*** Opening EXCERPTED DATA ***
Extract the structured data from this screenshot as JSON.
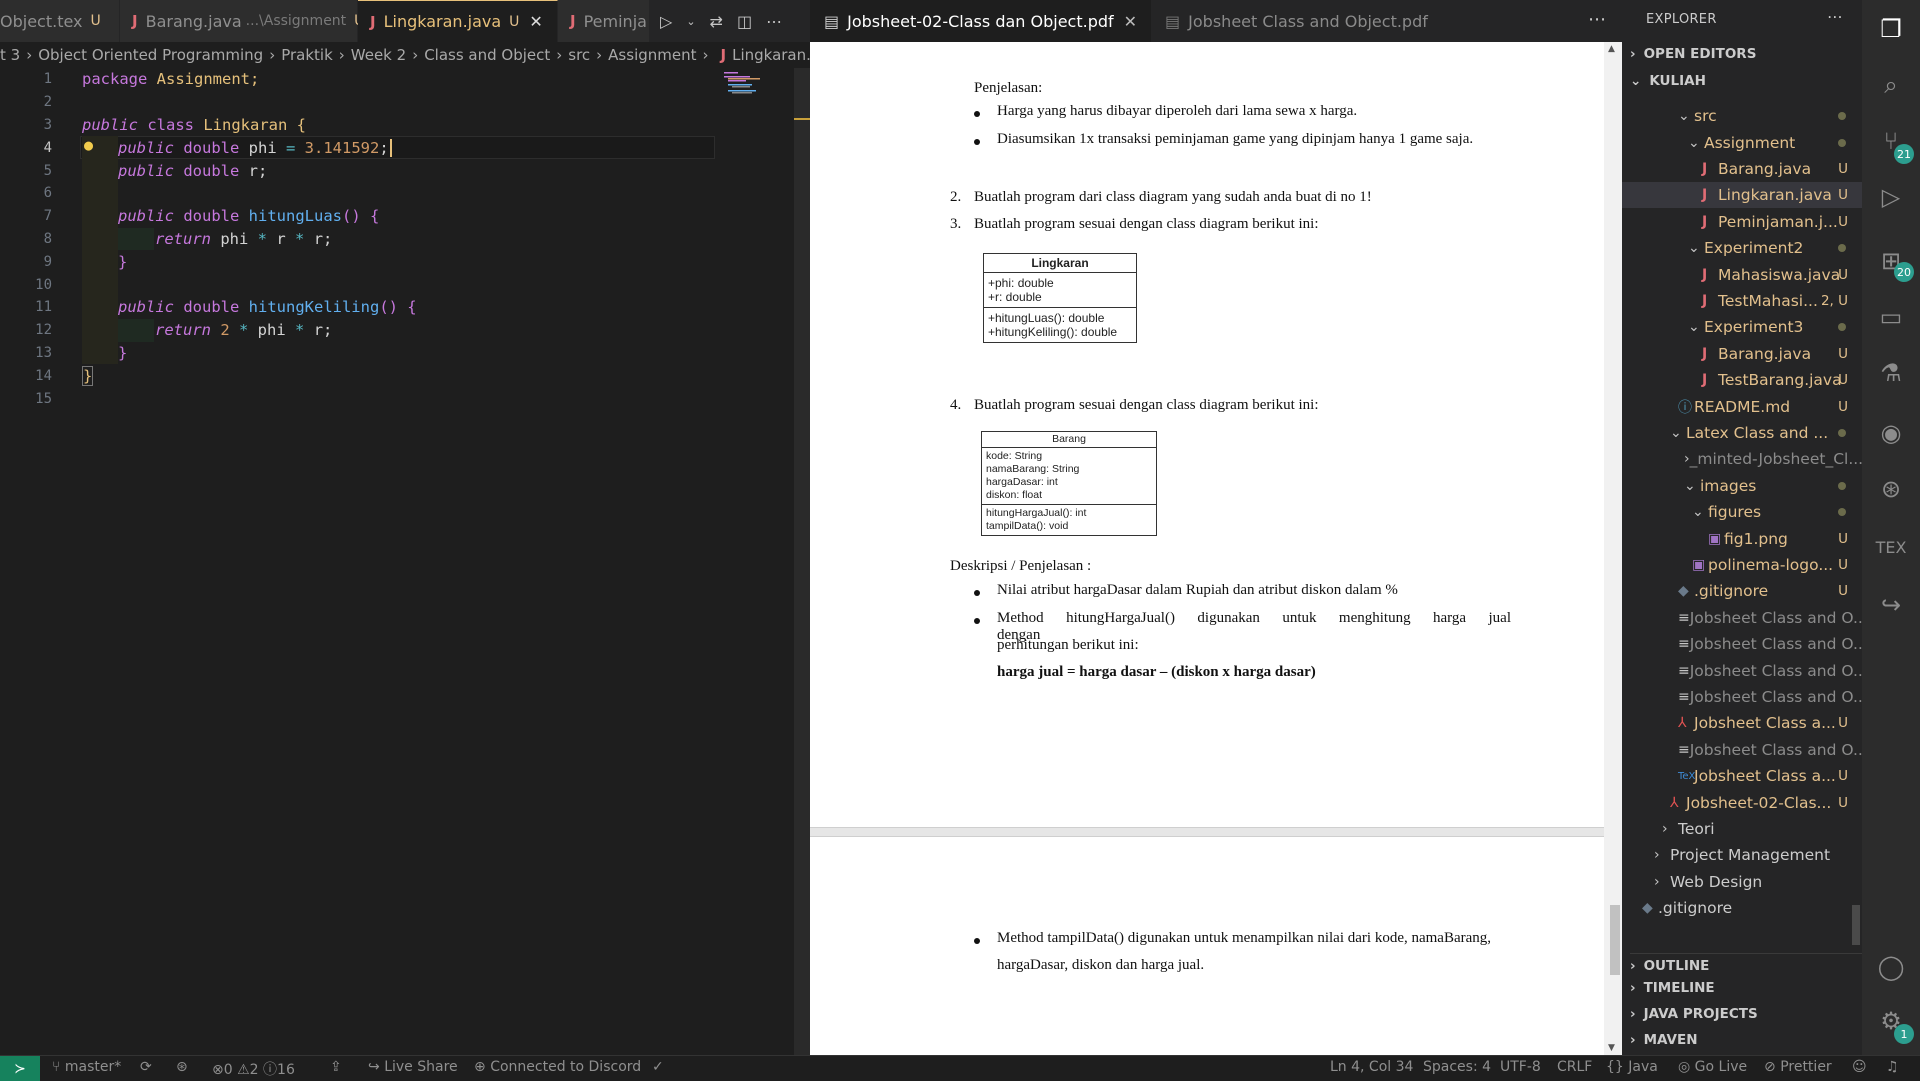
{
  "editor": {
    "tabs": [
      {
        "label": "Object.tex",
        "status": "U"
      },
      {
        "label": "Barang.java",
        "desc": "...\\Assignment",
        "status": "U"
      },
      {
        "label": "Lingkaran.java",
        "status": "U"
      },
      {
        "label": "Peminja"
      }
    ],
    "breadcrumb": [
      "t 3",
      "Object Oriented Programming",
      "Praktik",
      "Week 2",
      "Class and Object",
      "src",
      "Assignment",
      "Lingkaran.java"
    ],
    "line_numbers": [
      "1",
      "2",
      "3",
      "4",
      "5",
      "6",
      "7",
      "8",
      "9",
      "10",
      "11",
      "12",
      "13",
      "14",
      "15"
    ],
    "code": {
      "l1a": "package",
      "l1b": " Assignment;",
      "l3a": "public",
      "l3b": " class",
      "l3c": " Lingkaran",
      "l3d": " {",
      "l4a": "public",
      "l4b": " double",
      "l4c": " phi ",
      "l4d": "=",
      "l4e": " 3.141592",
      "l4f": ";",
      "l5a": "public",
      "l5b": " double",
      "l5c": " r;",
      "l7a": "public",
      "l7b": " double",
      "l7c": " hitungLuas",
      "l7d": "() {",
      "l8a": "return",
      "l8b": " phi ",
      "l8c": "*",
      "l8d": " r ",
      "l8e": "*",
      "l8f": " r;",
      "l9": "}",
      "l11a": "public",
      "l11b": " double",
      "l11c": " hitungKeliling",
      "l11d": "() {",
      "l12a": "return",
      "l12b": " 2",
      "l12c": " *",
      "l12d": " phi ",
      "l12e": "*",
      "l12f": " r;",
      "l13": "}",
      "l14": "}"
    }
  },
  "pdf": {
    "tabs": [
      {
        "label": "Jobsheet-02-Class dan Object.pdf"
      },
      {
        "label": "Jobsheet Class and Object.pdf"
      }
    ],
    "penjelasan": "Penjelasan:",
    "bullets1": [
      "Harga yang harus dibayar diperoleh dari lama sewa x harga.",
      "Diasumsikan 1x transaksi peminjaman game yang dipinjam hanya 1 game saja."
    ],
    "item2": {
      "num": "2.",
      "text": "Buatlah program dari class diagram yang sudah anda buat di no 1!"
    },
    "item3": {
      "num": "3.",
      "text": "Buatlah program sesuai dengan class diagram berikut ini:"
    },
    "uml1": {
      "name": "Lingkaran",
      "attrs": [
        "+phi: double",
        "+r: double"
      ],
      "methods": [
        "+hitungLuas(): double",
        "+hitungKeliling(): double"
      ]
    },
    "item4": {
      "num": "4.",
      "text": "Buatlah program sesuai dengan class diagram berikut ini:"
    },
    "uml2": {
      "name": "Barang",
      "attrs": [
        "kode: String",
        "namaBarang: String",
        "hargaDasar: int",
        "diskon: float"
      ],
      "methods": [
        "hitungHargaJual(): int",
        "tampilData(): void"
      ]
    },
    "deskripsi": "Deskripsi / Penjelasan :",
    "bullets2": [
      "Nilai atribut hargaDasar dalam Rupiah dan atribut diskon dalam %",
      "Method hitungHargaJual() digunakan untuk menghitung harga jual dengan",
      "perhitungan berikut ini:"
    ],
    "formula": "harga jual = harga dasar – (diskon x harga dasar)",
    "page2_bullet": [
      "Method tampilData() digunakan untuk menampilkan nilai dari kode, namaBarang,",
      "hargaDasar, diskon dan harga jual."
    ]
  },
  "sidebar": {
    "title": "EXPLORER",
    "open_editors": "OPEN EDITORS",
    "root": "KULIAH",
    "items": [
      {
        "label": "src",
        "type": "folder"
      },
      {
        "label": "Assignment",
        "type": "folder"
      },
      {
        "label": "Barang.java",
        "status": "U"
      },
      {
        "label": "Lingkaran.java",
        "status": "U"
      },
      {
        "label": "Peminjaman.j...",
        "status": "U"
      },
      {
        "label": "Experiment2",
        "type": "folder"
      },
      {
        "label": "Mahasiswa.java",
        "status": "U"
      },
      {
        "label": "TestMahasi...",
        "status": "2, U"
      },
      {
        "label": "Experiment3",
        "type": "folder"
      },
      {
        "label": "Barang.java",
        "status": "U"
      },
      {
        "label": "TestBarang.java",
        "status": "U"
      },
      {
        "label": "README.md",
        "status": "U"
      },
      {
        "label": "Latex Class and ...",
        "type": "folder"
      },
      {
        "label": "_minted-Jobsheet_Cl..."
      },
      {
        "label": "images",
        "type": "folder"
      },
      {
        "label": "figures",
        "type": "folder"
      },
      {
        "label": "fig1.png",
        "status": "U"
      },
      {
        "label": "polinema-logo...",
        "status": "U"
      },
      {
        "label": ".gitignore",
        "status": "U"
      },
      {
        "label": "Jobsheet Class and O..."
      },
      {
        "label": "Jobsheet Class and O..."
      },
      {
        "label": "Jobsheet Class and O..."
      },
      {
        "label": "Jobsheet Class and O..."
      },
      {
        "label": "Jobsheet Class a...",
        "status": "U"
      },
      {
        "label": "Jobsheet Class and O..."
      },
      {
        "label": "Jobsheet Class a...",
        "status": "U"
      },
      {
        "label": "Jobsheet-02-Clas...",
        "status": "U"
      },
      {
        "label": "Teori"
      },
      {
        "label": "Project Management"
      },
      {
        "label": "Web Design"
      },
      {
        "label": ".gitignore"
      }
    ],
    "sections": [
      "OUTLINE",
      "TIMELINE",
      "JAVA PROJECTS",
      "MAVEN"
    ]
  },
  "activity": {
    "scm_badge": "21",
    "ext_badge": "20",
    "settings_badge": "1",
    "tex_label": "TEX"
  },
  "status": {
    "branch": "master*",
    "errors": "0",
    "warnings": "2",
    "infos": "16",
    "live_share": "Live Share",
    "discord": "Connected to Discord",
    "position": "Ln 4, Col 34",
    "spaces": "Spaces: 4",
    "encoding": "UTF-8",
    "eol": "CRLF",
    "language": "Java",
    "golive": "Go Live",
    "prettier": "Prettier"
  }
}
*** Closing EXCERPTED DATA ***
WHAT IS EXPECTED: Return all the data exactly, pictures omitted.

YOUR SOLUTION:
Extract the structured data from this screenshot as JSON.
{
  "editor": {
    "tabs": [
      {
        "label": "Object.tex",
        "status": "U"
      },
      {
        "label": "Barang.java",
        "desc": "...\\Assignment",
        "status": "U"
      },
      {
        "label": "Lingkaran.java",
        "status": "U"
      },
      {
        "label": "Peminja"
      }
    ],
    "breadcrumb": [
      "t 3",
      "Object Oriented Programming",
      "Praktik",
      "Week 2",
      "Class and Object",
      "src",
      "Assignment",
      "Lingkaran.java"
    ],
    "line_numbers": [
      "1",
      "2",
      "3",
      "4",
      "5",
      "6",
      "7",
      "8",
      "9",
      "10",
      "11",
      "12",
      "13",
      "14",
      "15"
    ],
    "code": {
      "l1a": "package",
      "l1b": " Assignment;",
      "l3a": "public",
      "l3b": " class",
      "l3c": " Lingkaran",
      "l3d": " {",
      "l4a": "public",
      "l4b": " double",
      "l4c": " phi ",
      "l4d": "=",
      "l4e": " 3.141592",
      "l4f": ";",
      "l5a": "public",
      "l5b": " double",
      "l5c": " r;",
      "l7a": "public",
      "l7b": " double",
      "l7c": " hitungLuas",
      "l7d": "() {",
      "l8a": "return",
      "l8b": " phi ",
      "l8c": "*",
      "l8d": " r ",
      "l8e": "*",
      "l8f": " r;",
      "l9": "}",
      "l11a": "public",
      "l11b": " double",
      "l11c": " hitungKeliling",
      "l11d": "() {",
      "l12a": "return",
      "l12b": " 2",
      "l12c": " *",
      "l12d": " phi ",
      "l12e": "*",
      "l12f": " r;",
      "l13": "}",
      "l14": "}"
    }
  },
  "pdf": {
    "tabs": [
      {
        "label": "Jobsheet-02-Class dan Object.pdf"
      },
      {
        "label": "Jobsheet Class and Object.pdf"
      }
    ],
    "penjelasan": "Penjelasan:",
    "bullets1": [
      "Harga yang harus dibayar diperoleh dari lama sewa x harga.",
      "Diasumsikan 1x transaksi peminjaman game yang dipinjam hanya 1 game saja."
    ],
    "item2": {
      "num": "2.",
      "text": "Buatlah program dari class diagram yang sudah anda buat di no 1!"
    },
    "item3": {
      "num": "3.",
      "text": "Buatlah program sesuai dengan class diagram berikut ini:"
    },
    "uml1": {
      "name": "Lingkaran",
      "attrs": [
        "+phi: double",
        "+r: double"
      ],
      "methods": [
        "+hitungLuas(): double",
        "+hitungKeliling(): double"
      ]
    },
    "item4": {
      "num": "4.",
      "text": "Buatlah program sesuai dengan class diagram berikut ini:"
    },
    "uml2": {
      "name": "Barang",
      "attrs": [
        "kode: String",
        "namaBarang: String",
        "hargaDasar: int",
        "diskon: float"
      ],
      "methods": [
        "hitungHargaJual(): int",
        "tampilData(): void"
      ]
    },
    "deskripsi": "Deskripsi / Penjelasan :",
    "bullets2": [
      "Nilai atribut hargaDasar dalam Rupiah dan atribut diskon dalam %",
      "Method hitungHargaJual() digunakan untuk menghitung harga jual dengan",
      "perhitungan berikut ini:"
    ],
    "formula": "harga jual = harga dasar – (diskon x harga dasar)",
    "page2_bullet": [
      "Method tampilData() digunakan untuk menampilkan nilai dari kode, namaBarang,",
      "hargaDasar, diskon dan harga jual."
    ]
  },
  "sidebar": {
    "title": "EXPLORER",
    "open_editors": "OPEN EDITORS",
    "root": "KULIAH",
    "items": [
      {
        "label": "src",
        "type": "folder"
      },
      {
        "label": "Assignment",
        "type": "folder"
      },
      {
        "label": "Barang.java",
        "status": "U"
      },
      {
        "label": "Lingkaran.java",
        "status": "U"
      },
      {
        "label": "Peminjaman.j...",
        "status": "U"
      },
      {
        "label": "Experiment2",
        "type": "folder"
      },
      {
        "label": "Mahasiswa.java",
        "status": "U"
      },
      {
        "label": "TestMahasi...",
        "status": "2, U"
      },
      {
        "label": "Experiment3",
        "type": "folder"
      },
      {
        "label": "Barang.java",
        "status": "U"
      },
      {
        "label": "TestBarang.java",
        "status": "U"
      },
      {
        "label": "README.md",
        "status": "U"
      },
      {
        "label": "Latex Class and ...",
        "type": "folder"
      },
      {
        "label": "_minted-Jobsheet_Cl..."
      },
      {
        "label": "images",
        "type": "folder"
      },
      {
        "label": "figures",
        "type": "folder"
      },
      {
        "label": "fig1.png",
        "status": "U"
      },
      {
        "label": "polinema-logo...",
        "status": "U"
      },
      {
        "label": ".gitignore",
        "status": "U"
      },
      {
        "label": "Jobsheet Class and O..."
      },
      {
        "label": "Jobsheet Class and O..."
      },
      {
        "label": "Jobsheet Class and O..."
      },
      {
        "label": "Jobsheet Class and O..."
      },
      {
        "label": "Jobsheet Class a...",
        "status": "U"
      },
      {
        "label": "Jobsheet Class and O..."
      },
      {
        "label": "Jobsheet Class a...",
        "status": "U"
      },
      {
        "label": "Jobsheet-02-Clas...",
        "status": "U"
      },
      {
        "label": "Teori"
      },
      {
        "label": "Project Management"
      },
      {
        "label": "Web Design"
      },
      {
        "label": ".gitignore"
      }
    ],
    "sections": [
      "OUTLINE",
      "TIMELINE",
      "JAVA PROJECTS",
      "MAVEN"
    ]
  },
  "activity": {
    "scm_badge": "21",
    "ext_badge": "20",
    "settings_badge": "1",
    "tex_label": "TEX"
  },
  "status": {
    "branch": "master*",
    "errors": "0",
    "warnings": "2",
    "infos": "16",
    "live_share": "Live Share",
    "discord": "Connected to Discord",
    "position": "Ln 4, Col 34",
    "spaces": "Spaces: 4",
    "encoding": "UTF-8",
    "eol": "CRLF",
    "language": "Java",
    "golive": "Go Live",
    "prettier": "Prettier"
  }
}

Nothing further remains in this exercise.